Sharon Stone’s Basic Instinct interrogation scene remains one of the most controversial and talked about moments in movie history. Dutch filmmaker Paul Verhoeven has never been shy about depicting graphic violence and sex in his work, from the savage, blood-soaked satire of RoboCop to the simmering sexuality of modern-day noir Basic Instinct. By the early 1990s, Verhoeven had famously pushed the boundaries of onscreen violence with his Hollywood efforts RoboCop and Total Recall and aimed to see what he could get away with when it came to sex with Basic Instinct.
The script for Basic Instinct was written by Joe Eszterhas, who was famous for screenplays like Jagged Edge and Flashdance. The story follows detective Nick Curran (Michael Douglas) as he investigates a murder, with Sharon Stone’s thriller author Catherine Tramell being prime suspect. Nick is far from a saint himself, however, and is soon drawn by Tramell’s mind games.
While the interrogation scene became Basic Instinct's most iconic moment, it wasn’t in the original script; the idea came from Paul Verhoeven, who recalled a party he once attended where he met a woman who wasn’t wearing underwear. She told Verhoeven she was aware of the effect this was having on the other men at the gathering, and the director felt Tramell would do the same thing. The director also wanted Basic Instinct to be the first mainstream American film to feature an onscreen erection - he was overruled on this point.
So let’s revisit one of cinema’s most infamous sequences, examining the scene’s impact and legacy and how it would forever tie Sharon Stone and Basic Instinct together.
How Basic Instinct's Sharon Stone Interrogation Scene Was Filmed
Sharon Stone came to Basic Instinct after bigger names like Michelle Pfeiffer and Demi Moore turned it down. Verhoeven has previously worked with Stone on Total Recall and it was her willingness to commit to Basic Instinct’s more risque elements that got her the role. Verhoeven pitched the uncrossed legs moment to Stone, who loved the idea. The scene in question finds Tramell being interrogated by a roomful of cops, but despite the intensity of their interrogation, she remains completely in control. She later uncrosses her legs to reveal she’s not wearing underwear, with the moment proving shocking to both the cops and the audience.
The moment shattered numerous taboos, yet is over in less than a second and was relatively simple to shoot. The reactions of the men was shot separately, with Verhoeven then clearing the room to shot Tramell’s legs uncrossing. There were only the director, the DP and a couple of other crew members present, and Verhoeven shot the moment from a couple of different angles.
That said, there are conflicting reports from Verhoeven and Sharon Stone over Basic Instinct’s most controversial scene. Stone has stated she didn’t realize the shot would be full-on in the final movie and thought the flashing would only be implied. Verhoeven later denied this, claiming she knew what the shot would be, but panicked over what the response to the scene would be once she saw the film cut together.

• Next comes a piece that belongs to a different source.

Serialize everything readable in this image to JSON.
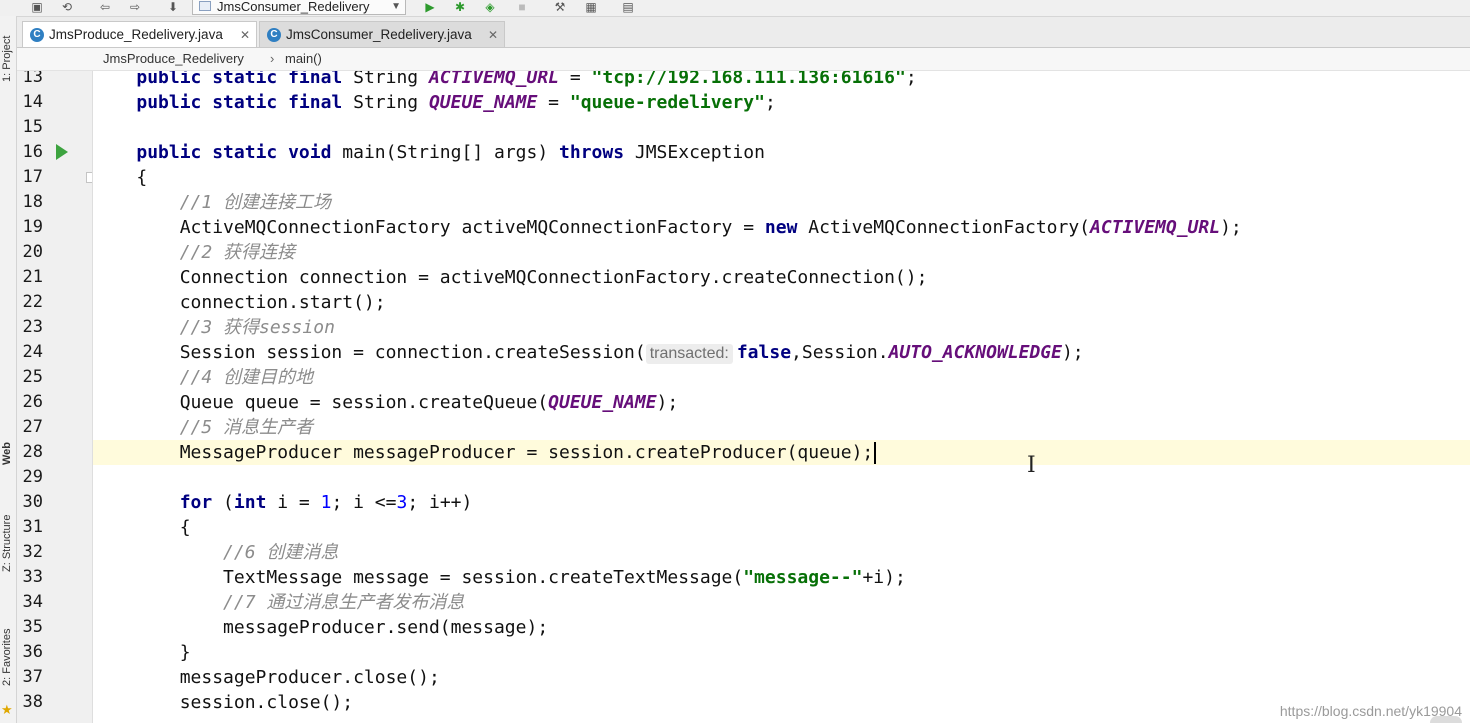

The Legacy Of Basic Instinct’s Sharon Stone Interrogation Scene
The reaction to Sharon Stone’s Basic Instinct flashing was instant and vocal. The movie’s depiction of sex and violence was already controversial, with the movie being protested by gay and lesbian rights activists over its depiction of a bisexual killer. The interrogation scene would make Basic Instinct one of the most talked about movies of 1992, with the sequence being discussed in every review and interview. Naturally, this word of mouth had a very positive impact on the box-office; it would gross over $350 million worldwide and enjoy a healthy afterlife on VHS and DVD.
Basic Instinct’s success would inspire a short-lived slew of big budget erotic thrillers, including Sharon Stone vehicle Sliver and Bruce Willis’ Color Of Night. The Sharon Stone Basic Instinct interrogation would also be relentlessly parodied in everything from The Simpsons to Loaded Weapon 1. Sharon Stone would later return for belated sequel Basic Instinct 2, where she seduces David Morrissey’s troubled therapist; Douglas declined a return. Verhoeven would later reteam with Eszterhas on Showgirls, which was something of a disaster upon release but has since become a beloved camp classic.
The uncrossed legs scene pretty much overshadowed everything else about Basic Instinct, which is an effective, visceral thriller that’s occasionally let down by the trashiness of the script. The movie undeniably broke through some boundaries when it came to depicting sex in a mainstream movie - another reason the movie was so controversial - and Basic Instinct made Sharon Stone an instant icon.